- DESCRIPTION OF THE TASK
Give back the entries in full, exactly as they are written.

DATA SUPPLIED section start

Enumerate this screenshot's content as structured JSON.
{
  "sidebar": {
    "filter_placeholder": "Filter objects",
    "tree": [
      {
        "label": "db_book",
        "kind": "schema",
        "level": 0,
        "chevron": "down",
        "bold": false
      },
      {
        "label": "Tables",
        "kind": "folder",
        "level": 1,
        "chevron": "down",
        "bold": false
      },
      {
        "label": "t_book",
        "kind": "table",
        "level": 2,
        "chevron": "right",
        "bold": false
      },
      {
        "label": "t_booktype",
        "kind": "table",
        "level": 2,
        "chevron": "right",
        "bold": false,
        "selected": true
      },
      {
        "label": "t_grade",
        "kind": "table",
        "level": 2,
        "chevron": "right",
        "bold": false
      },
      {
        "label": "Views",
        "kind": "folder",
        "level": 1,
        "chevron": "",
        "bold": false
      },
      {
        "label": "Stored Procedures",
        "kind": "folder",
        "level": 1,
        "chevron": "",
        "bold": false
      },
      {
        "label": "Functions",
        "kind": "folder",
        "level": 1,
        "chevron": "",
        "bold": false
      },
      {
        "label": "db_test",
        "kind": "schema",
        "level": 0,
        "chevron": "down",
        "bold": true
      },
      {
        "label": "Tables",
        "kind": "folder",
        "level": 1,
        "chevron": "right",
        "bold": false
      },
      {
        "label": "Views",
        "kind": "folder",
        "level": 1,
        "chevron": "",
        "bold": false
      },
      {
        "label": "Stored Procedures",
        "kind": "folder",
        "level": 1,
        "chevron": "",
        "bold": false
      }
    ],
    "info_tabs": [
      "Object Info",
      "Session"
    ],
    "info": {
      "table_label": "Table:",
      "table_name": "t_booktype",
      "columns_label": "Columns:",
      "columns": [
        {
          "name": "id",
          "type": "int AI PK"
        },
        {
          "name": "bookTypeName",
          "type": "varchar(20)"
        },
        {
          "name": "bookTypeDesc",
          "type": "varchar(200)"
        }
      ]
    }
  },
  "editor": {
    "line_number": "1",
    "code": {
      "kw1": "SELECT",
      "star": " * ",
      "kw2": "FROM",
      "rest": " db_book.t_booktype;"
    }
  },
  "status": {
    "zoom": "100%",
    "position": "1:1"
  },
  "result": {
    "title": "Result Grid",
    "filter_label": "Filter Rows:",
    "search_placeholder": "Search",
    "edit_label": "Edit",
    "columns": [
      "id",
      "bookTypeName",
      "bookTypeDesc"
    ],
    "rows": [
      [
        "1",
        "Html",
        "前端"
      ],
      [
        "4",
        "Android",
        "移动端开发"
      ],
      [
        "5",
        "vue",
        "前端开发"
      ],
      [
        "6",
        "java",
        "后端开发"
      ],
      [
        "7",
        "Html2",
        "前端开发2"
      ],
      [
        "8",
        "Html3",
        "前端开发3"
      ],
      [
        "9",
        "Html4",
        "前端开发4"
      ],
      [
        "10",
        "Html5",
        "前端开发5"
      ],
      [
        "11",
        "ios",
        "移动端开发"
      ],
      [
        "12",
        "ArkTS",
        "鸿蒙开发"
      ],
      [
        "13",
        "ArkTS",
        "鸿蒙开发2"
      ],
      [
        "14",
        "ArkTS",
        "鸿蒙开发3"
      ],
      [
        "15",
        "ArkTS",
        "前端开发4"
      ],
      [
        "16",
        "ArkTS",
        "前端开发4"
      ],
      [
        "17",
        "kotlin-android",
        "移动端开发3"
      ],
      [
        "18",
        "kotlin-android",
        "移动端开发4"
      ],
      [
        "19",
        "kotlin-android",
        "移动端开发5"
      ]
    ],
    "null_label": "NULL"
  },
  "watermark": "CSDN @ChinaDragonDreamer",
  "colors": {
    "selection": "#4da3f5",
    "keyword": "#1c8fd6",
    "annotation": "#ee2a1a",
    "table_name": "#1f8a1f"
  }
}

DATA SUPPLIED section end

- YOUR RESPONSE
Enumerate this screenshot's content as structured JSON.
{
  "sidebar": {
    "filter_placeholder": "Filter objects",
    "tree": [
      {
        "label": "db_book",
        "kind": "schema",
        "level": 0,
        "chevron": "down",
        "bold": false
      },
      {
        "label": "Tables",
        "kind": "folder",
        "level": 1,
        "chevron": "down",
        "bold": false
      },
      {
        "label": "t_book",
        "kind": "table",
        "level": 2,
        "chevron": "right",
        "bold": false
      },
      {
        "label": "t_booktype",
        "kind": "table",
        "level": 2,
        "chevron": "right",
        "bold": false,
        "selected": true
      },
      {
        "label": "t_grade",
        "kind": "table",
        "level": 2,
        "chevron": "right",
        "bold": false
      },
      {
        "label": "Views",
        "kind": "folder",
        "level": 1,
        "chevron": "",
        "bold": false
      },
      {
        "label": "Stored Procedures",
        "kind": "folder",
        "level": 1,
        "chevron": "",
        "bold": false
      },
      {
        "label": "Functions",
        "kind": "folder",
        "level": 1,
        "chevron": "",
        "bold": false
      },
      {
        "label": "db_test",
        "kind": "schema",
        "level": 0,
        "chevron": "down",
        "bold": true
      },
      {
        "label": "Tables",
        "kind": "folder",
        "level": 1,
        "chevron": "right",
        "bold": false
      },
      {
        "label": "Views",
        "kind": "folder",
        "level": 1,
        "chevron": "",
        "bold": false
      },
      {
        "label": "Stored Procedures",
        "kind": "folder",
        "level": 1,
        "chevron": "",
        "bold": false
      }
    ],
    "info_tabs": [
      "Object Info",
      "Session"
    ],
    "info": {
      "table_label": "Table:",
      "table_name": "t_booktype",
      "columns_label": "Columns:",
      "columns": [
        {
          "name": "id",
          "type": "int AI PK"
        },
        {
          "name": "bookTypeName",
          "type": "varchar(20)"
        },
        {
          "name": "bookTypeDesc",
          "type": "varchar(200)"
        }
      ]
    }
  },
  "editor": {
    "line_number": "1",
    "code": {
      "kw1": "SELECT",
      "star": " * ",
      "kw2": "FROM",
      "rest": " db_book.t_booktype;"
    }
  },
  "status": {
    "zoom": "100%",
    "position": "1:1"
  },
  "result": {
    "title": "Result Grid",
    "filter_label": "Filter Rows:",
    "search_placeholder": "Search",
    "edit_label": "Edit",
    "columns": [
      "id",
      "bookTypeName",
      "bookTypeDesc"
    ],
    "rows": [
      [
        "1",
        "Html",
        "前端"
      ],
      [
        "4",
        "Android",
        "移动端开发"
      ],
      [
        "5",
        "vue",
        "前端开发"
      ],
      [
        "6",
        "java",
        "后端开发"
      ],
      [
        "7",
        "Html2",
        "前端开发2"
      ],
      [
        "8",
        "Html3",
        "前端开发3"
      ],
      [
        "9",
        "Html4",
        "前端开发4"
      ],
      [
        "10",
        "Html5",
        "前端开发5"
      ],
      [
        "11",
        "ios",
        "移动端开发"
      ],
      [
        "12",
        "ArkTS",
        "鸿蒙开发"
      ],
      [
        "13",
        "ArkTS",
        "鸿蒙开发2"
      ],
      [
        "14",
        "ArkTS",
        "鸿蒙开发3"
      ],
      [
        "15",
        "ArkTS",
        "前端开发4"
      ],
      [
        "16",
        "ArkTS",
        "前端开发4"
      ],
      [
        "17",
        "kotlin-android",
        "移动端开发3"
      ],
      [
        "18",
        "kotlin-android",
        "移动端开发4"
      ],
      [
        "19",
        "kotlin-android",
        "移动端开发5"
      ]
    ],
    "null_label": "NULL"
  },
  "watermark": "CSDN @ChinaDragonDreamer",
  "colors": {
    "selection": "#4da3f5",
    "keyword": "#1c8fd6",
    "annotation": "#ee2a1a",
    "table_name": "#1f8a1f"
  }
}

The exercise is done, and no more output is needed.